Screw-cap closures aren’t just accepted by wine drinkers in Australia. They’re the preferred option and Wine Intelligence research shows that they’re more liked than either natural cork or synthetic closures by regular wine drinkers in Australia.
It’s perhaps no surprise then that Australian producers are among the first to take the plunge with a new form of screw-cap that can seal sparkling wines. Could the sound of popping corks become as rare in Australia as the call of the critically endangered orange-bellied parrot?
Such a scenario seems a long way off. Taylors has decided to bottle just 10% of its sparkling wines with the new screw-cap, which has been developed by Guala Closures, though De Bortoli has gone further and applied the Viiva closure to its entire Trevi and Willowglen Sparkling Brut ranges.
De Bortoli believes the new closures will be particularly popular with women, and those who don’t plan to finish the entire bottle in one sitting – and have, until now, struggled to reseal it. Taylors, which started bottling all of its Rieslings with screw-caps in 2004, was one of many producers whose initial move to screw-cap was driven by concerns over cork taint.
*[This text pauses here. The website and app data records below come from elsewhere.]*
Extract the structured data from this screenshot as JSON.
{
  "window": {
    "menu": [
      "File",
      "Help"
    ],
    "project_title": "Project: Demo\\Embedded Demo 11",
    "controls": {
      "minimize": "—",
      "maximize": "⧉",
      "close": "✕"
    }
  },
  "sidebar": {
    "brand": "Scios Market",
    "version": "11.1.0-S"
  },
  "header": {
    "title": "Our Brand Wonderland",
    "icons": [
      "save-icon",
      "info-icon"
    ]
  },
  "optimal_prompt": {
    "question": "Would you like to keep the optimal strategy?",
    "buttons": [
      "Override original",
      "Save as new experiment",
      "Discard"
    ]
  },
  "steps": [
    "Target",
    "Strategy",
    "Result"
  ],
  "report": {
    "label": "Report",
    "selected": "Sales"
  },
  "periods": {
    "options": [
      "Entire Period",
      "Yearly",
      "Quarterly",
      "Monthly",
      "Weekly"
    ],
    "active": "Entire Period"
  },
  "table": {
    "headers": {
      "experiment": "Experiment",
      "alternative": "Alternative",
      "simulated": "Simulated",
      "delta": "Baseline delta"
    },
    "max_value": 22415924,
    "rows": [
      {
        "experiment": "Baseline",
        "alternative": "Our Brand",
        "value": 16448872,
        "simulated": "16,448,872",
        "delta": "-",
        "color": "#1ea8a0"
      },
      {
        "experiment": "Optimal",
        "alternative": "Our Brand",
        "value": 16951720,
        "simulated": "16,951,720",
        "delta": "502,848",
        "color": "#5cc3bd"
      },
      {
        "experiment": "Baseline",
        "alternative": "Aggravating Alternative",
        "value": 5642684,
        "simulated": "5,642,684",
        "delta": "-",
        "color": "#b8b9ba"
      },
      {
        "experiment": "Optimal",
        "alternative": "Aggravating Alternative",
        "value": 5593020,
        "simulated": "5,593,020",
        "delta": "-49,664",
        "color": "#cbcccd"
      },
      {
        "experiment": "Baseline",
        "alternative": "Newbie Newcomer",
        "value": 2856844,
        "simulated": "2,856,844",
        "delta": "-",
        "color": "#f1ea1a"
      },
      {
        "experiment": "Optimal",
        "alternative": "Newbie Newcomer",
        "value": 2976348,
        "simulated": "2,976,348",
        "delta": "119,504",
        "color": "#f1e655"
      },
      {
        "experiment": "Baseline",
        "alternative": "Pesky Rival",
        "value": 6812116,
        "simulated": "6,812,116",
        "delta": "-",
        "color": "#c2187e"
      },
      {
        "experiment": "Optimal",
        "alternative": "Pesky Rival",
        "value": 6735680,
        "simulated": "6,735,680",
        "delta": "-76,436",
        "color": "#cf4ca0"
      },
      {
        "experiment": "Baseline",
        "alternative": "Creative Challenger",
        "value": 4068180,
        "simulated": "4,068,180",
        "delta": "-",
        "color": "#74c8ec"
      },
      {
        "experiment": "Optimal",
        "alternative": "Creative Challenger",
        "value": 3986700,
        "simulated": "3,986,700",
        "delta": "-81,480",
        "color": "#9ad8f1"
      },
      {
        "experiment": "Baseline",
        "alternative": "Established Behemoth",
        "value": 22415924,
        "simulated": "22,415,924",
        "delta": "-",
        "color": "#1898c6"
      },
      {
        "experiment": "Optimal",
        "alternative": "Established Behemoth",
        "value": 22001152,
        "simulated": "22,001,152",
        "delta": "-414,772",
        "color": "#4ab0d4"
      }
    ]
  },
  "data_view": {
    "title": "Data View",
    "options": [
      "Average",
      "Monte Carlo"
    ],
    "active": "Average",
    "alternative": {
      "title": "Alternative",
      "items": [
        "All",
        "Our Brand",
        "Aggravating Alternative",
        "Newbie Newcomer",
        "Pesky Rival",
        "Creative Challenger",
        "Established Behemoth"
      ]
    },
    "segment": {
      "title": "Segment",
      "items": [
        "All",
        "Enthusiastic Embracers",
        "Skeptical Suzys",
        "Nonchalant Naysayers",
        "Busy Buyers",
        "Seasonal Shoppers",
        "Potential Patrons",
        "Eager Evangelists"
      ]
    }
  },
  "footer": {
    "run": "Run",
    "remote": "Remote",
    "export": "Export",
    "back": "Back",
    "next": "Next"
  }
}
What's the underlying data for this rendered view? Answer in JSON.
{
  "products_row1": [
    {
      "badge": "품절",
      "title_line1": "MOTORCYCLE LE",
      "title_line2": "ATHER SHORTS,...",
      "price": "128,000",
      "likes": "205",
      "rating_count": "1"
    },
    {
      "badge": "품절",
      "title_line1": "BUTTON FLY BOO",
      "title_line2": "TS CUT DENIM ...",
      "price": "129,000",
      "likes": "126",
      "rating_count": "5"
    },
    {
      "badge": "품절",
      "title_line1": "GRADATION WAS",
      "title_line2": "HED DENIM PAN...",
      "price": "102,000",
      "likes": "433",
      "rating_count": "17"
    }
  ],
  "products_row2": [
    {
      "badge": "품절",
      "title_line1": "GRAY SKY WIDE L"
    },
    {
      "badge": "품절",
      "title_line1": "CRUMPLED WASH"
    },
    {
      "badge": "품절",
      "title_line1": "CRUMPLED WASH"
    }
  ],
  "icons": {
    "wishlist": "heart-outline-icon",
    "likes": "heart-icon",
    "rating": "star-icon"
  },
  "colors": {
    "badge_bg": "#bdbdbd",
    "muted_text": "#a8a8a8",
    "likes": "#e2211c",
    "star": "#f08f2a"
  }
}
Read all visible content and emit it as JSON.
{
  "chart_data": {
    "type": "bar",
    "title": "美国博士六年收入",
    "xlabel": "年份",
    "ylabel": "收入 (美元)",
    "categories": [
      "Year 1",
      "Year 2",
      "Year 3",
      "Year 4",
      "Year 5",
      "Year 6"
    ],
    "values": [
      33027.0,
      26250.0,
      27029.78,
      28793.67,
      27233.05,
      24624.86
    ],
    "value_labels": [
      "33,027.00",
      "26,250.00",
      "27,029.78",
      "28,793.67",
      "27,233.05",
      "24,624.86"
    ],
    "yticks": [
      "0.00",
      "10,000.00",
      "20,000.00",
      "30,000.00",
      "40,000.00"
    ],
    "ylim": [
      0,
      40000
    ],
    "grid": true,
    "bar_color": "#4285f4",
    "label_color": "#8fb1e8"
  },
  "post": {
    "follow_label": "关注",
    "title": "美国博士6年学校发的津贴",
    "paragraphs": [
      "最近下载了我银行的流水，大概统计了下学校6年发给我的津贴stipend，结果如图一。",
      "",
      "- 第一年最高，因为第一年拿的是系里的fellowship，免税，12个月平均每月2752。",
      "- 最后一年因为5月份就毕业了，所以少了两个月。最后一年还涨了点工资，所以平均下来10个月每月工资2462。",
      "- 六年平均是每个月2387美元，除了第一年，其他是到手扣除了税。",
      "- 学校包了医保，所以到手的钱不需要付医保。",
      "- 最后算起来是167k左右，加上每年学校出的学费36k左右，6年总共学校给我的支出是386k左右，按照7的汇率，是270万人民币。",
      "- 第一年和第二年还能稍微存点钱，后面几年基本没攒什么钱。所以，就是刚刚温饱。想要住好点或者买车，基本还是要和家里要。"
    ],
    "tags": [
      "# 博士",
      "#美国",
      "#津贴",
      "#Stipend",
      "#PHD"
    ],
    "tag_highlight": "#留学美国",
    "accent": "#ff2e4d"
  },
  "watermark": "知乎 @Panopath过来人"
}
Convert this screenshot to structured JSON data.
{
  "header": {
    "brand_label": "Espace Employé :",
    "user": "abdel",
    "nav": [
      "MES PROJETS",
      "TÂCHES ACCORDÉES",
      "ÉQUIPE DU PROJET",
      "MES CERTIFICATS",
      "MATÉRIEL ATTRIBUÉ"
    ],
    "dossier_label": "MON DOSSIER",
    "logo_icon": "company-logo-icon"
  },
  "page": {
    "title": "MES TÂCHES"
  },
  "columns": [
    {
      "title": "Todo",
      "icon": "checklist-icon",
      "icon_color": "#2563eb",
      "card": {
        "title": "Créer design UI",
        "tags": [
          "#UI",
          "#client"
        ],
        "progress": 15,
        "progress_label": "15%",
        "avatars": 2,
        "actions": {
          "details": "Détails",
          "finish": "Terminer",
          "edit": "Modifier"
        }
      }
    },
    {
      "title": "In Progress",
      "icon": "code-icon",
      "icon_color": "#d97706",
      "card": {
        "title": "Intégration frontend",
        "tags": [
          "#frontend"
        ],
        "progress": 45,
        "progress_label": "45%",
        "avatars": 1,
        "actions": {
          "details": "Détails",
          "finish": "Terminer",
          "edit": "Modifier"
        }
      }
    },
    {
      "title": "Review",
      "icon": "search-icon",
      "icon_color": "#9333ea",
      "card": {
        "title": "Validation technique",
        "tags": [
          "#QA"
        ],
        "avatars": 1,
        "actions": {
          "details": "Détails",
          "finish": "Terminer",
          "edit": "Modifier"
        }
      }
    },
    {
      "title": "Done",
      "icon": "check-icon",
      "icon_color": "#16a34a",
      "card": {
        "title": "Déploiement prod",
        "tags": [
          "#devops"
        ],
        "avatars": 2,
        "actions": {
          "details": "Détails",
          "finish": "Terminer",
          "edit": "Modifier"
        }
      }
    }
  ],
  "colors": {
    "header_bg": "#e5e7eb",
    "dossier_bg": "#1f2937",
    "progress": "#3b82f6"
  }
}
Wine Intelligence’s Vinitrac® research shows that De Bortoli’s theory is sound: in Australia, women have a more enthusiastic view of screw-caps than men do. 53% say they like the closure, while 40% are neutral. That compares to 41% of men who like screw-caps, and 48% who don’t mind either way.
It’s not quite the same story in the USA however. Americans are much more open-minded about screw-caps than they used to be, but cork still reigns supreme, with only 22% of regular wine drinkers in the USA favouring screw-cap compared with 62% favouring natural cork.
Female consumers in the USA are also more in favour of screw-caps than their male counterparts with the screw-cap approval rating among women at 26%, and just 19% among men.